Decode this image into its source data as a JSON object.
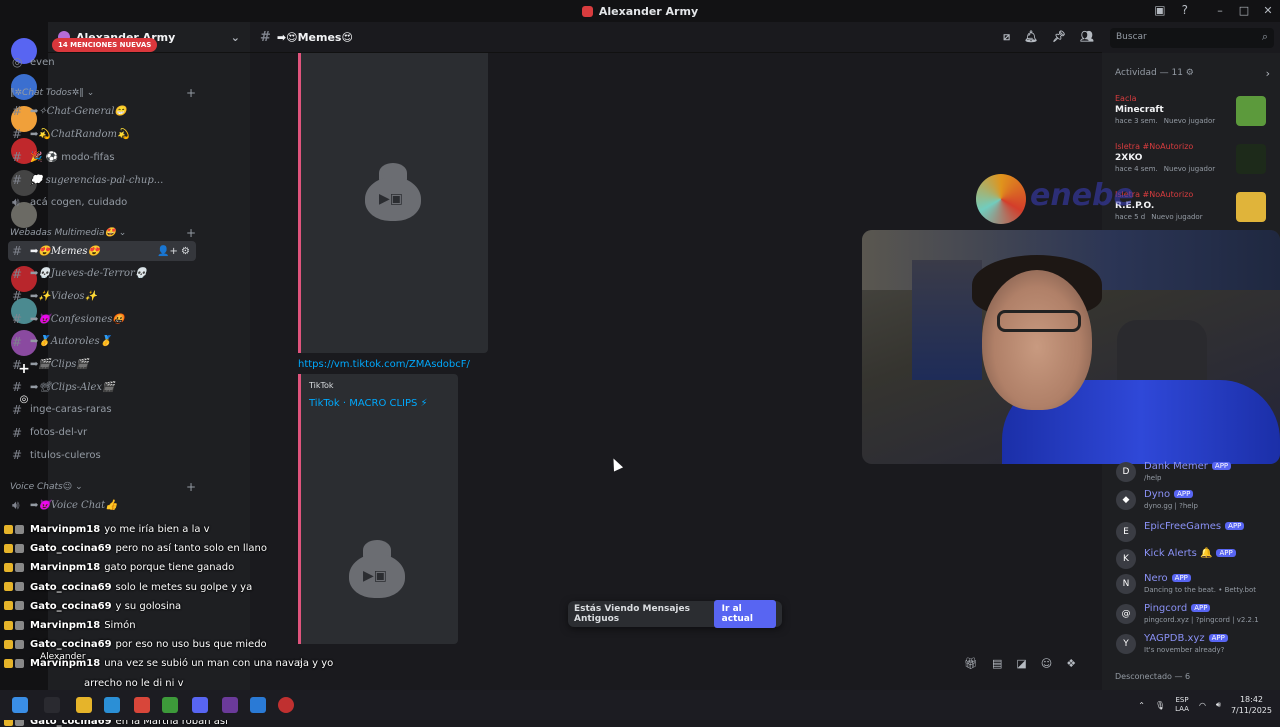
{
  "window": {
    "title": "Alexander Army"
  },
  "servers": [
    {
      "label": "",
      "color": "#5865f2",
      "badge": ""
    },
    {
      "label": "",
      "color": "#3b6fd0",
      "badge": "50"
    },
    {
      "label": "",
      "color": "#f0a03a",
      "badge": "1"
    },
    {
      "label": "",
      "color": "#c0282c",
      "badge": ""
    },
    {
      "label": "",
      "color": "#444",
      "badge": "252"
    },
    {
      "label": "",
      "color": "#6b6a64",
      "badge": ""
    },
    {
      "label": "OG",
      "color": "#121214",
      "badge": ""
    },
    {
      "label": "",
      "color": "#b8262c",
      "badge": "14"
    },
    {
      "label": "",
      "color": "#4b8a90",
      "badge": ""
    },
    {
      "label": "",
      "color": "#8a4aa0",
      "badge": "489"
    }
  ],
  "guild": {
    "name": "Alexander Army",
    "mentions": "14 MENCIONES NUEVAS"
  },
  "channels_top": [
    {
      "name": "even",
      "plain": true
    },
    {
      "category": "‖✲Chat Todos✲‖"
    },
    {
      "name": "➡✧Chat-General😁"
    },
    {
      "name": "➡💫ChatRandom💫"
    },
    {
      "name": "🎉 ⚽ modo-fifas",
      "plain": true
    },
    {
      "name": "💭 sugerencias-pal-chup..."
    },
    {
      "name": "acá cogen, cuidado",
      "plain": true,
      "voice": true
    }
  ],
  "category_multimedia": "Webadas Multimedia🤩",
  "channels_multimedia": [
    {
      "name": "➡😍Memes😍",
      "active": true
    },
    {
      "name": "➡💀Jueves-de-Terror💀"
    },
    {
      "name": "➡✨Videos✨"
    },
    {
      "name": "➡😈Confesiones🤬"
    },
    {
      "name": "➡🥇Autoroles🥇"
    },
    {
      "name": "➡🎬Clips🎬"
    },
    {
      "name": "➡📽Clips-Alex🎬"
    },
    {
      "name": "inge-caras-raras",
      "plain": true
    },
    {
      "name": "fotos-del-vr",
      "plain": true
    },
    {
      "name": "titulos-culeros",
      "plain": true
    }
  ],
  "category_voice": "Voice Chats😉",
  "channel_voice": "➡😈Voice Chat👍",
  "chat_header": {
    "channel": "➡😍Memes😍"
  },
  "search": {
    "placeholder": "Buscar"
  },
  "messages": {
    "link": "https://vm.tiktok.com/ZMAsdobcF/",
    "embed_provider": "TikTok",
    "embed_title": "TikTok · MACRO CLIPS ⚡"
  },
  "old_messages": {
    "text": "Estás Viendo Mensajes Antiguos",
    "button": "Ir al actual"
  },
  "composer": {
    "text": "z"
  },
  "activity": {
    "header": "Actividad — 11 ⚙",
    "items": [
      {
        "user": "Eacla",
        "game": "Minecraft",
        "time": "hace 3 sem.",
        "tag": "Nuevo jugador",
        "color": "#5c9a3c"
      },
      {
        "user": "Isletra #NoAutorizo",
        "game": "2XKO",
        "time": "hace 4 sem.",
        "tag": "Nuevo jugador",
        "color": "#1d2a1a"
      },
      {
        "user": "Isletra #NoAutorizo",
        "game": "R.E.P.O.",
        "time": "hace 5 d",
        "tag": "Nuevo jugador",
        "color": "#e0b43a"
      }
    ]
  },
  "overlay_logo": "enebe",
  "apps": [
    {
      "name": "Dank Memer",
      "status": "/help",
      "icon": "D"
    },
    {
      "name": "Dyno",
      "status": "dyno.gg | ?help",
      "icon": "◆"
    },
    {
      "name": "EpicFreeGames",
      "status": "",
      "icon": "E"
    },
    {
      "name": "Kick Alerts 🔔",
      "status": "",
      "icon": "K"
    },
    {
      "name": "Nero",
      "status": "Dancing to the beat. • Betty.bot",
      "icon": "N"
    },
    {
      "name": "Pingcord",
      "status": "pingcord.xyz | ?pingcord | v2.2.1",
      "icon": "@"
    },
    {
      "name": "YAGPDB.xyz",
      "status": "It's november already?",
      "icon": "Y"
    }
  ],
  "app_tag": "APP",
  "offline": "Desconectado — 6",
  "stream_chat": [
    {
      "user": "Marvinpm18",
      "msg": "yo me iría bien a la v"
    },
    {
      "user": "Gato_cocina69",
      "msg": "pero no así tanto solo en llano"
    },
    {
      "user": "Marvinpm18",
      "msg": "gato porque tiene ganado"
    },
    {
      "user": "Gato_cocina69",
      "msg": "solo le metes su golpe y ya"
    },
    {
      "user": "Gato_cocina69",
      "msg": "y su golosina"
    },
    {
      "user": "Marvinpm18",
      "msg": "Simón"
    },
    {
      "user": "Gato_cocina69",
      "msg": "por eso no uso bus que miedo"
    },
    {
      "user": "Marvinpm18",
      "msg": "una vez se subió un man con una navaja y yo"
    },
    {
      "user": "",
      "msg": "arrecho no le di ni v"
    },
    {
      "user": "Marvinpm18",
      "msg": "y tenía mi celular en mi bolsillo"
    },
    {
      "user": "Gato_cocina69",
      "msg": "en la Martha roban así"
    }
  ],
  "user_panel": {
    "name": "Alexander"
  },
  "tray": {
    "lang1": "ESP",
    "lang2": "LAA",
    "time": "18:42",
    "date": "7/11/2025"
  }
}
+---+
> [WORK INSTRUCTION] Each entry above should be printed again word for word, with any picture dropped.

> [SOLUTION FOR THIS EXERCISE]
Decode this image into its source data as a JSON object.
{
  "window": {
    "title": "Alexander Army"
  },
  "servers": [
    {
      "label": "",
      "color": "#5865f2",
      "badge": ""
    },
    {
      "label": "",
      "color": "#3b6fd0",
      "badge": "50"
    },
    {
      "label": "",
      "color": "#f0a03a",
      "badge": "1"
    },
    {
      "label": "",
      "color": "#c0282c",
      "badge": ""
    },
    {
      "label": "",
      "color": "#444",
      "badge": "252"
    },
    {
      "label": "",
      "color": "#6b6a64",
      "badge": ""
    },
    {
      "label": "OG",
      "color": "#121214",
      "badge": ""
    },
    {
      "label": "",
      "color": "#b8262c",
      "badge": "14"
    },
    {
      "label": "",
      "color": "#4b8a90",
      "badge": ""
    },
    {
      "label": "",
      "color": "#8a4aa0",
      "badge": "489"
    }
  ],
  "guild": {
    "name": "Alexander Army",
    "mentions": "14 MENCIONES NUEVAS"
  },
  "channels_top": [
    {
      "name": "even",
      "plain": true
    },
    {
      "category": "‖✲Chat Todos✲‖"
    },
    {
      "name": "➡✧Chat-General😁"
    },
    {
      "name": "➡💫ChatRandom💫"
    },
    {
      "name": "🎉 ⚽ modo-fifas",
      "plain": true
    },
    {
      "name": "💭 sugerencias-pal-chup..."
    },
    {
      "name": "acá cogen, cuidado",
      "plain": true,
      "voice": true
    }
  ],
  "category_multimedia": "Webadas Multimedia🤩",
  "channels_multimedia": [
    {
      "name": "➡😍Memes😍",
      "active": true
    },
    {
      "name": "➡💀Jueves-de-Terror💀"
    },
    {
      "name": "➡✨Videos✨"
    },
    {
      "name": "➡😈Confesiones🤬"
    },
    {
      "name": "➡🥇Autoroles🥇"
    },
    {
      "name": "➡🎬Clips🎬"
    },
    {
      "name": "➡📽Clips-Alex🎬"
    },
    {
      "name": "inge-caras-raras",
      "plain": true
    },
    {
      "name": "fotos-del-vr",
      "plain": true
    },
    {
      "name": "titulos-culeros",
      "plain": true
    }
  ],
  "category_voice": "Voice Chats😉",
  "channel_voice": "➡😈Voice Chat👍",
  "chat_header": {
    "channel": "➡😍Memes😍"
  },
  "search": {
    "placeholder": "Buscar"
  },
  "messages": {
    "link": "https://vm.tiktok.com/ZMAsdobcF/",
    "embed_provider": "TikTok",
    "embed_title": "TikTok · MACRO CLIPS ⚡"
  },
  "old_messages": {
    "text": "Estás Viendo Mensajes Antiguos",
    "button": "Ir al actual"
  },
  "composer": {
    "text": "z"
  },
  "activity": {
    "header": "Actividad — 11 ⚙",
    "items": [
      {
        "user": "Eacla",
        "game": "Minecraft",
        "time": "hace 3 sem.",
        "tag": "Nuevo jugador",
        "color": "#5c9a3c"
      },
      {
        "user": "Isletra #NoAutorizo",
        "game": "2XKO",
        "time": "hace 4 sem.",
        "tag": "Nuevo jugador",
        "color": "#1d2a1a"
      },
      {
        "user": "Isletra #NoAutorizo",
        "game": "R.E.P.O.",
        "time": "hace 5 d",
        "tag": "Nuevo jugador",
        "color": "#e0b43a"
      }
    ]
  },
  "overlay_logo": "enebe",
  "apps": [
    {
      "name": "Dank Memer",
      "status": "/help",
      "icon": "D"
    },
    {
      "name": "Dyno",
      "status": "dyno.gg | ?help",
      "icon": "◆"
    },
    {
      "name": "EpicFreeGames",
      "status": "",
      "icon": "E"
    },
    {
      "name": "Kick Alerts 🔔",
      "status": "",
      "icon": "K"
    },
    {
      "name": "Nero",
      "status": "Dancing to the beat. • Betty.bot",
      "icon": "N"
    },
    {
      "name": "Pingcord",
      "status": "pingcord.xyz | ?pingcord | v2.2.1",
      "icon": "@"
    },
    {
      "name": "YAGPDB.xyz",
      "status": "It's november already?",
      "icon": "Y"
    }
  ],
  "app_tag": "APP",
  "offline": "Desconectado — 6",
  "stream_chat": [
    {
      "user": "Marvinpm18",
      "msg": "yo me iría bien a la v"
    },
    {
      "user": "Gato_cocina69",
      "msg": "pero no así tanto solo en llano"
    },
    {
      "user": "Marvinpm18",
      "msg": "gato porque tiene ganado"
    },
    {
      "user": "Gato_cocina69",
      "msg": "solo le metes su golpe y ya"
    },
    {
      "user": "Gato_cocina69",
      "msg": "y su golosina"
    },
    {
      "user": "Marvinpm18",
      "msg": "Simón"
    },
    {
      "user": "Gato_cocina69",
      "msg": "por eso no uso bus que miedo"
    },
    {
      "user": "Marvinpm18",
      "msg": "una vez se subió un man con una navaja y yo"
    },
    {
      "user": "",
      "msg": "arrecho no le di ni v"
    },
    {
      "user": "Marvinpm18",
      "msg": "y tenía mi celular en mi bolsillo"
    },
    {
      "user": "Gato_cocina69",
      "msg": "en la Martha roban así"
    }
  ],
  "user_panel": {
    "name": "Alexander"
  },
  "tray": {
    "lang1": "ESP",
    "lang2": "LAA",
    "time": "18:42",
    "date": "7/11/2025"
  }
}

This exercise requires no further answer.